A judge appointed a panel of doctors Friday to determine whether a Slaughter man accused of fatally shooting two women and wounding another at Grady Crawford Construction Co. in late 2009 is competent to assist his attorneys and proceed to trial.

Richard Matthews’ attorneys objected to the state’s request for a so-called sanity commission, but Matthews essentially left state District Judge Tony Marabella no choice when he once again was uncooperative with the judge.

Matthews, 56, refused to state his name for the record and would not commit to cooperate fully with his attorneys. When Marabella asked Matthews if he would be willing to discuss possible defenses with his attorneys, Matthews replied, “What’s there to talk about?”

Shortly before Matthews’ brief exchange with the judge, prosecutor Darwin Miller argued that appointing a sanity commission in the capital murder case would be the “prudent thing to do” based on what he described as Matthews’ previous “troublesome” courtroom behavior.

Kyla Romanach, one of Matthews’ attorneys, countered inside the courtroom that there is no “reasonable ground to doubt” his competency to proceed to trial.

Marabella disagreed and appointed three doctors — Robert Storer, of Baton Rouge, and John Thompson and Michael Blue, both with the Tulane University School of Medicine — to evaluate Matthews’ capacity to proceed to trial and assist his attorneys. The judge stressed that the doctors’ assignment has nothing to do with Matthews’ sanity at the time of the offense.

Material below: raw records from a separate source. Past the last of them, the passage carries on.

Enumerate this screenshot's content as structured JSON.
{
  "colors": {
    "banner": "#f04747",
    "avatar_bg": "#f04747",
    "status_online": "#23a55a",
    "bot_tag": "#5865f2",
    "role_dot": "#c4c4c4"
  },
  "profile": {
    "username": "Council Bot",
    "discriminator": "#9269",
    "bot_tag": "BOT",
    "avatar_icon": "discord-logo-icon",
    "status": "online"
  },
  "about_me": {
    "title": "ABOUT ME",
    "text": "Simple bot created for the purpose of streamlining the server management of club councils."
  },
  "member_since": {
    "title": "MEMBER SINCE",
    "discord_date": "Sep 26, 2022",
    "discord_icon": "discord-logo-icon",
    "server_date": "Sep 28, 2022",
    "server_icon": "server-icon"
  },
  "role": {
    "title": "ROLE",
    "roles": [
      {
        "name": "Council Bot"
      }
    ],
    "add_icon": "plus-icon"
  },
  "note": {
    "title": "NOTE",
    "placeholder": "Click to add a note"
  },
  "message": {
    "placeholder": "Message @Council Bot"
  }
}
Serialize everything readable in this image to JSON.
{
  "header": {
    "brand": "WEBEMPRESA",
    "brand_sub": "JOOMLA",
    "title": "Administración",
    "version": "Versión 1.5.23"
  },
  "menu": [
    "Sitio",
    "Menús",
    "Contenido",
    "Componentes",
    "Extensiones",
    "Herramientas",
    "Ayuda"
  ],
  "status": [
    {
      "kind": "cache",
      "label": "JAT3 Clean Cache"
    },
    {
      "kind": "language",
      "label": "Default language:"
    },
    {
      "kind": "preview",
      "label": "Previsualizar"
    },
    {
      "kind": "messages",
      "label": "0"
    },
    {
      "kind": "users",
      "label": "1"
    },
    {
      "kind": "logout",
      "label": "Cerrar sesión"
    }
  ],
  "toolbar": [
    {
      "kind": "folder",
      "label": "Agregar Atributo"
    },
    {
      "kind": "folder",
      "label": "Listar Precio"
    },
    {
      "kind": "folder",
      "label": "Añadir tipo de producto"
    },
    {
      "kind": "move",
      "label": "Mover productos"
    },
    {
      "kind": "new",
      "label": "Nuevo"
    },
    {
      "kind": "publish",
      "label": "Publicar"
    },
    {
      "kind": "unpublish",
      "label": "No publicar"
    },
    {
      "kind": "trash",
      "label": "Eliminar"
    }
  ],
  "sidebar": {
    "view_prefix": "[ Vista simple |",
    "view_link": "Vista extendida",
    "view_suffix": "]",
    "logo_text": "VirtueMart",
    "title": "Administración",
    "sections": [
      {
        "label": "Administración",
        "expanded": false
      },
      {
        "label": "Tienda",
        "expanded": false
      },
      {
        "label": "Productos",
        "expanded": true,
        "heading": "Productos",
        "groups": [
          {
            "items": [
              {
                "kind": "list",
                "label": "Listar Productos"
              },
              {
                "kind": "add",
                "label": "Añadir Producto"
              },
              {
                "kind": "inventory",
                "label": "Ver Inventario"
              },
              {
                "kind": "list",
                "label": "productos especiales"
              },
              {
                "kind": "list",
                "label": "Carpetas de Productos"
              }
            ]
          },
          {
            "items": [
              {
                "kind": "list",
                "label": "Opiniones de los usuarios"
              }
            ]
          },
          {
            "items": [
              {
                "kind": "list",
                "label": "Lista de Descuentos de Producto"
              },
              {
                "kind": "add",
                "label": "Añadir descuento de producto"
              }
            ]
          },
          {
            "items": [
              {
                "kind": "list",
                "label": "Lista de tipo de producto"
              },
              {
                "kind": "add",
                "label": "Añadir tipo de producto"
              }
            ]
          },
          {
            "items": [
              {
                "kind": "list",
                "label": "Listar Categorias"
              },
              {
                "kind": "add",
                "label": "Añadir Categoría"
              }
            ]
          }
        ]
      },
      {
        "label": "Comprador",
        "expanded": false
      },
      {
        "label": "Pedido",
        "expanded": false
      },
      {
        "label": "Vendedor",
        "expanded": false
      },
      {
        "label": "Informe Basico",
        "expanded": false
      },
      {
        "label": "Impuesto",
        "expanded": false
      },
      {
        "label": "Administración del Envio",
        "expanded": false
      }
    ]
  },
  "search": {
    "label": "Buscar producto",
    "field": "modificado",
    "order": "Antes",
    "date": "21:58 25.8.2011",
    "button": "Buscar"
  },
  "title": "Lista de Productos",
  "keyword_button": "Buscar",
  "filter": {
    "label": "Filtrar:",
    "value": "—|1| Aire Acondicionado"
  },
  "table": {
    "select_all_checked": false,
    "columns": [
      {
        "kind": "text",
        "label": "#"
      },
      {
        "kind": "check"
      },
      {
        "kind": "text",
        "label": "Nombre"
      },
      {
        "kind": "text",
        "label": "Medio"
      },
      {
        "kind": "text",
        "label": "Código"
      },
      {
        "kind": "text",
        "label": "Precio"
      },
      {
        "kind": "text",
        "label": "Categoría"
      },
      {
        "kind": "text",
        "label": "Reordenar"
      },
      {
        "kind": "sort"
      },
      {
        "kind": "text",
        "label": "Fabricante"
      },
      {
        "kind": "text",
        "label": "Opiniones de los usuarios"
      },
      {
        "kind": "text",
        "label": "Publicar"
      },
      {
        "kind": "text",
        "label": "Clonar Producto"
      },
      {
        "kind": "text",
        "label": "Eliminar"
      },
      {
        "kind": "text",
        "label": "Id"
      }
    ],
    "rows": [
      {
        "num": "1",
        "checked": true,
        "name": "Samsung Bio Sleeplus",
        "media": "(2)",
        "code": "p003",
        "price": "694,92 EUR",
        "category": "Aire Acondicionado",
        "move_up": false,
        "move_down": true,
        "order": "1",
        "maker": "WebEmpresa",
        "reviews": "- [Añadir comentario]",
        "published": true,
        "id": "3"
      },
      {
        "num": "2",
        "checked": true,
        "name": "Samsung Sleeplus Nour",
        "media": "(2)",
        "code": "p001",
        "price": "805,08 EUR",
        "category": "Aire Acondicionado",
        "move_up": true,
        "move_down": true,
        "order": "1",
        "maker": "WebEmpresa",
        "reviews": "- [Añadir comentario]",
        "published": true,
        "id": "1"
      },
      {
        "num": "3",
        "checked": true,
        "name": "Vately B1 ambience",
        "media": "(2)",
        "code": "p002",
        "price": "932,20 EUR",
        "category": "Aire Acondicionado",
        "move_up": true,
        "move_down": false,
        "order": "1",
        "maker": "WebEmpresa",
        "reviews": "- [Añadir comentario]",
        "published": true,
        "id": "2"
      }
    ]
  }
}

Marabella scheduled a hearing April 5 to review the doctors’ reports.

David Price, director of the Baton Rouge Capital Conflict Office, objected to the judge’s ruling. That office is representing Matthews.

Matthews is charged with two counts of first-degree murder in the killing of Grady Crawford clerical workers Dianna Tullier, 44, of Walker; and Cheryl D. Boykin, 55, of Denham Springs, on Dec. 23, 2009. He also is charged with five counts of attempted first-degree murder.

Prosecutors have said they intend to seek the death penalty.

One of the attempted murder counts accuses Matthews of trying to kill Trey Crawford, a son of the owner of Grady Crawford Construction. Trey Crawford was not at the Greenwell Springs Road business when Matthews arrived that afternoon but allegedly was the intended target, East Baton Rouge Parish District Attorney Hillar Moore III has said.

An affidavit of probable cause says Matthews told a deputy he “did not mean to shoot anyone other than the owner’s son.’’ Matthews was fired by the owner’s son because of poor work performance, the affidavit states. Matthews had worked as a laborer at the business for five years.

The day he was terminated, Matthews told someone at the company that they had not heard the last of him, but the remark was not reported to the Sheriff’s Office until Dec. 23, 2009, Sheriff Sid Gautreaux has said.

While deputies were escorting him from the Sheriff’s Office the day of the shootings, Matthews told reporters, “I was trying to get my unemployment, but they wouldn’t give me my unemployment. … I would never have did that.’’